What you should do:
Retype each of the records below exactly, leaving the pictures out.

(Items from an interface collection)
^^^^
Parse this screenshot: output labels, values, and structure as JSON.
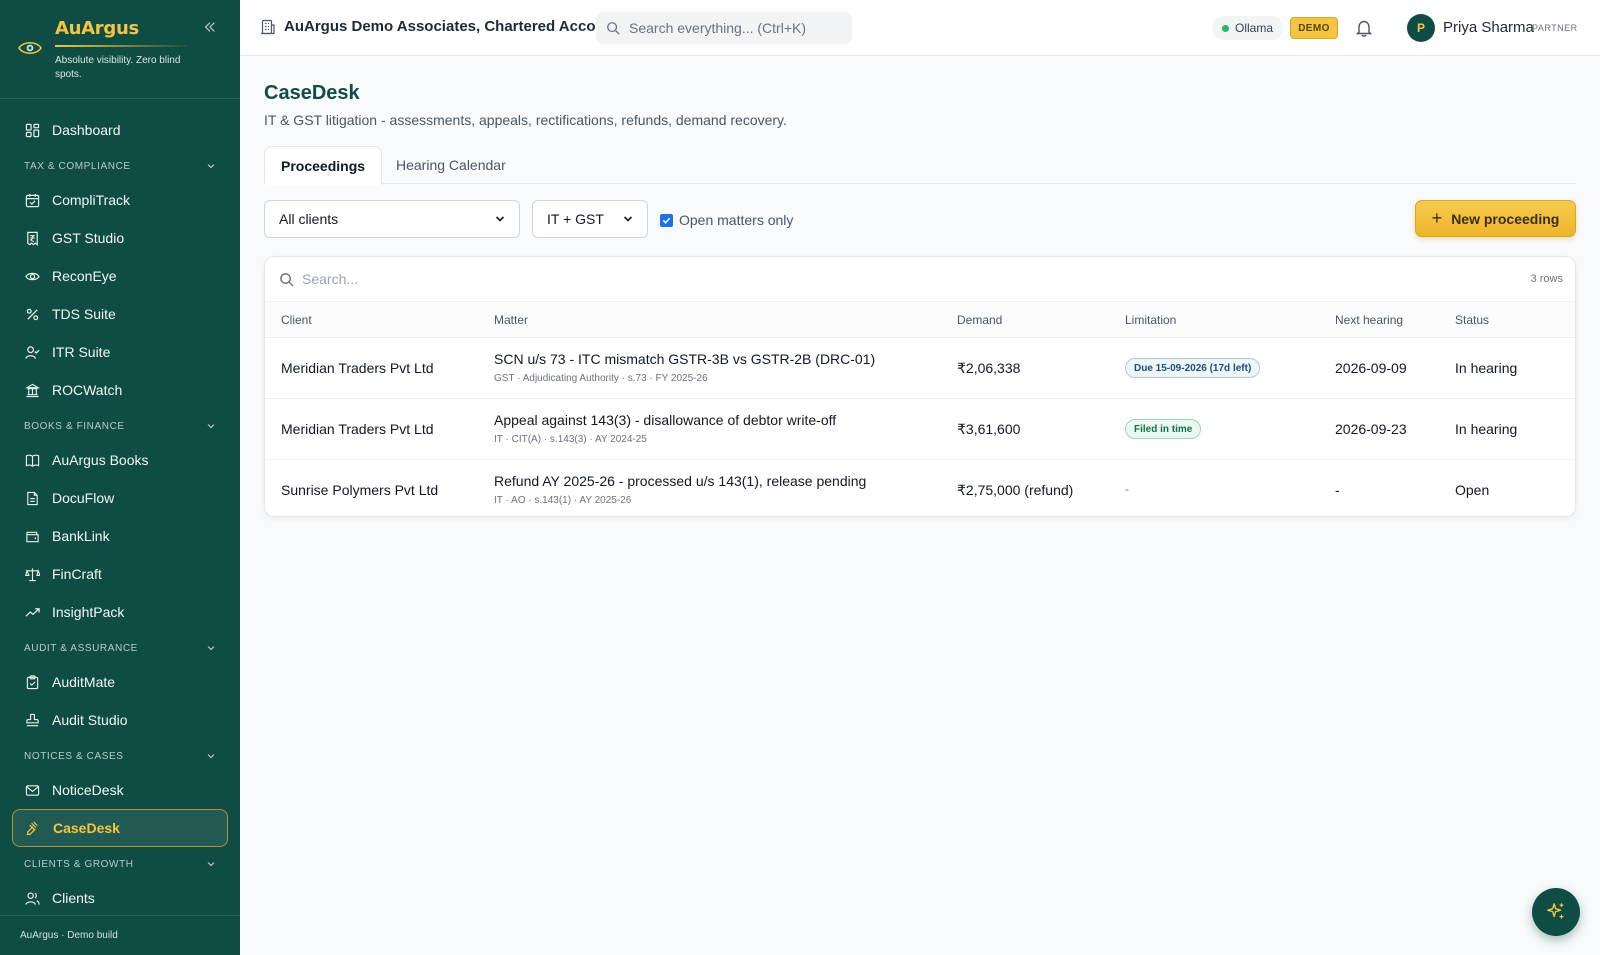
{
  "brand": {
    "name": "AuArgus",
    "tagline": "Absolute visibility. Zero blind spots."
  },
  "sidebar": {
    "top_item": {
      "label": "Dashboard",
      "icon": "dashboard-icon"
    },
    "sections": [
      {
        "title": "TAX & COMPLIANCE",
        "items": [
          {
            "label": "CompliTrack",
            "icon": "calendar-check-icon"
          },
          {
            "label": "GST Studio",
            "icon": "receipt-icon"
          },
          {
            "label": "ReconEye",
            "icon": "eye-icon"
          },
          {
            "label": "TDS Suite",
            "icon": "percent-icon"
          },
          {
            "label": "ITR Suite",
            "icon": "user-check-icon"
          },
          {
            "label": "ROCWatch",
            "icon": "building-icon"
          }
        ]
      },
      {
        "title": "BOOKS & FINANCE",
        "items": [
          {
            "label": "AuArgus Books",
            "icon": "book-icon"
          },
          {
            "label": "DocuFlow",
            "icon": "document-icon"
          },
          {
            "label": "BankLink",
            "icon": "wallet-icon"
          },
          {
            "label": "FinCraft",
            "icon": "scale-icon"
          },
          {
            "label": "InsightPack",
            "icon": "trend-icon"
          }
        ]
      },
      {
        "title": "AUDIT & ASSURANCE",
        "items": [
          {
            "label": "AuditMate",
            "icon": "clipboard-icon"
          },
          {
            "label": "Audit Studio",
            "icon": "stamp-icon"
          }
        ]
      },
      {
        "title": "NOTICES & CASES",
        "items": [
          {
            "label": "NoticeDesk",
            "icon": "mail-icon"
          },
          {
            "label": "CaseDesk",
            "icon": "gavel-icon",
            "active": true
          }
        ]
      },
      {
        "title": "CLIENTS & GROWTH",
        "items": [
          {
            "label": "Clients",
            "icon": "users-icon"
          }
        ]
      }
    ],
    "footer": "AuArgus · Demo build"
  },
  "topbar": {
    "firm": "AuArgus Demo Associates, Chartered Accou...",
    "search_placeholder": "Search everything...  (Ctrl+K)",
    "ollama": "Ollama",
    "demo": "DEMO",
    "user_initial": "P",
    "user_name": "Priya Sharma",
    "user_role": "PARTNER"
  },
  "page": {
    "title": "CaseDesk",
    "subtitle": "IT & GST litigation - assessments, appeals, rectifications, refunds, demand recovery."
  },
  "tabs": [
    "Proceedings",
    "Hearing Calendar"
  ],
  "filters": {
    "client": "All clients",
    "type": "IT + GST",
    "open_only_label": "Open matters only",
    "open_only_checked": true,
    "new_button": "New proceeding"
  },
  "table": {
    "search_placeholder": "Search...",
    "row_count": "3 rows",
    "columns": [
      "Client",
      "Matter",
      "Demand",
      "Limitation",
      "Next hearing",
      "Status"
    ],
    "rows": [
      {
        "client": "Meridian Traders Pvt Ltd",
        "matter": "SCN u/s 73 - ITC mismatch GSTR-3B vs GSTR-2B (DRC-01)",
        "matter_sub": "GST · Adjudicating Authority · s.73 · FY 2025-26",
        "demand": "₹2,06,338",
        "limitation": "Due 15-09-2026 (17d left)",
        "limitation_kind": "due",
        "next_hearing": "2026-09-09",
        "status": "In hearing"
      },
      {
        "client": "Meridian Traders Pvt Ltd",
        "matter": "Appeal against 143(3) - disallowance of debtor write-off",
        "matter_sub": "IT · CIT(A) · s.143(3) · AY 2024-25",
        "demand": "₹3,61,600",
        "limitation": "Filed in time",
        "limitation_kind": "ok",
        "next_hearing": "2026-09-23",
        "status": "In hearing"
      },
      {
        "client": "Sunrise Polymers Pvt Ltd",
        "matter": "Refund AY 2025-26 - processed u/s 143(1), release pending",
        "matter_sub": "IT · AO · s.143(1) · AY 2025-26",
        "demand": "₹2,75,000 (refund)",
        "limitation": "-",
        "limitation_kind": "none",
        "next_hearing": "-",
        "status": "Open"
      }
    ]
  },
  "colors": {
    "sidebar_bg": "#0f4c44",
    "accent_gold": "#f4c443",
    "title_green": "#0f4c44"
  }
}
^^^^
Task response:
Parse this screenshot: output labels, values, and structure as JSON.
{
  "brand": {
    "name": "AuArgus",
    "tagline": "Absolute visibility. Zero blind spots."
  },
  "sidebar": {
    "top_item": {
      "label": "Dashboard",
      "icon": "dashboard-icon"
    },
    "sections": [
      {
        "title": "TAX & COMPLIANCE",
        "items": [
          {
            "label": "CompliTrack",
            "icon": "calendar-check-icon"
          },
          {
            "label": "GST Studio",
            "icon": "receipt-icon"
          },
          {
            "label": "ReconEye",
            "icon": "eye-icon"
          },
          {
            "label": "TDS Suite",
            "icon": "percent-icon"
          },
          {
            "label": "ITR Suite",
            "icon": "user-check-icon"
          },
          {
            "label": "ROCWatch",
            "icon": "building-icon"
          }
        ]
      },
      {
        "title": "BOOKS & FINANCE",
        "items": [
          {
            "label": "AuArgus Books",
            "icon": "book-icon"
          },
          {
            "label": "DocuFlow",
            "icon": "document-icon"
          },
          {
            "label": "BankLink",
            "icon": "wallet-icon"
          },
          {
            "label": "FinCraft",
            "icon": "scale-icon"
          },
          {
            "label": "InsightPack",
            "icon": "trend-icon"
          }
        ]
      },
      {
        "title": "AUDIT & ASSURANCE",
        "items": [
          {
            "label": "AuditMate",
            "icon": "clipboard-icon"
          },
          {
            "label": "Audit Studio",
            "icon": "stamp-icon"
          }
        ]
      },
      {
        "title": "NOTICES & CASES",
        "items": [
          {
            "label": "NoticeDesk",
            "icon": "mail-icon"
          },
          {
            "label": "CaseDesk",
            "icon": "gavel-icon",
            "active": true
          }
        ]
      },
      {
        "title": "CLIENTS & GROWTH",
        "items": [
          {
            "label": "Clients",
            "icon": "users-icon"
          }
        ]
      }
    ],
    "footer": "AuArgus · Demo build"
  },
  "topbar": {
    "firm": "AuArgus Demo Associates, Chartered Accou...",
    "search_placeholder": "Search everything...  (Ctrl+K)",
    "ollama": "Ollama",
    "demo": "DEMO",
    "user_initial": "P",
    "user_name": "Priya Sharma",
    "user_role": "PARTNER"
  },
  "page": {
    "title": "CaseDesk",
    "subtitle": "IT & GST litigation - assessments, appeals, rectifications, refunds, demand recovery."
  },
  "tabs": [
    "Proceedings",
    "Hearing Calendar"
  ],
  "filters": {
    "client": "All clients",
    "type": "IT + GST",
    "open_only_label": "Open matters only",
    "open_only_checked": true,
    "new_button": "New proceeding"
  },
  "table": {
    "search_placeholder": "Search...",
    "row_count": "3 rows",
    "columns": [
      "Client",
      "Matter",
      "Demand",
      "Limitation",
      "Next hearing",
      "Status"
    ],
    "rows": [
      {
        "client": "Meridian Traders Pvt Ltd",
        "matter": "SCN u/s 73 - ITC mismatch GSTR-3B vs GSTR-2B (DRC-01)",
        "matter_sub": "GST · Adjudicating Authority · s.73 · FY 2025-26",
        "demand": "₹2,06,338",
        "limitation": "Due 15-09-2026 (17d left)",
        "limitation_kind": "due",
        "next_hearing": "2026-09-09",
        "status": "In hearing"
      },
      {
        "client": "Meridian Traders Pvt Ltd",
        "matter": "Appeal against 143(3) - disallowance of debtor write-off",
        "matter_sub": "IT · CIT(A) · s.143(3) · AY 2024-25",
        "demand": "₹3,61,600",
        "limitation": "Filed in time",
        "limitation_kind": "ok",
        "next_hearing": "2026-09-23",
        "status": "In hearing"
      },
      {
        "client": "Sunrise Polymers Pvt Ltd",
        "matter": "Refund AY 2025-26 - processed u/s 143(1), release pending",
        "matter_sub": "IT · AO · s.143(1) · AY 2025-26",
        "demand": "₹2,75,000 (refund)",
        "limitation": "-",
        "limitation_kind": "none",
        "next_hearing": "-",
        "status": "Open"
      }
    ]
  },
  "colors": {
    "sidebar_bg": "#0f4c44",
    "accent_gold": "#f4c443",
    "title_green": "#0f4c44"
  }
}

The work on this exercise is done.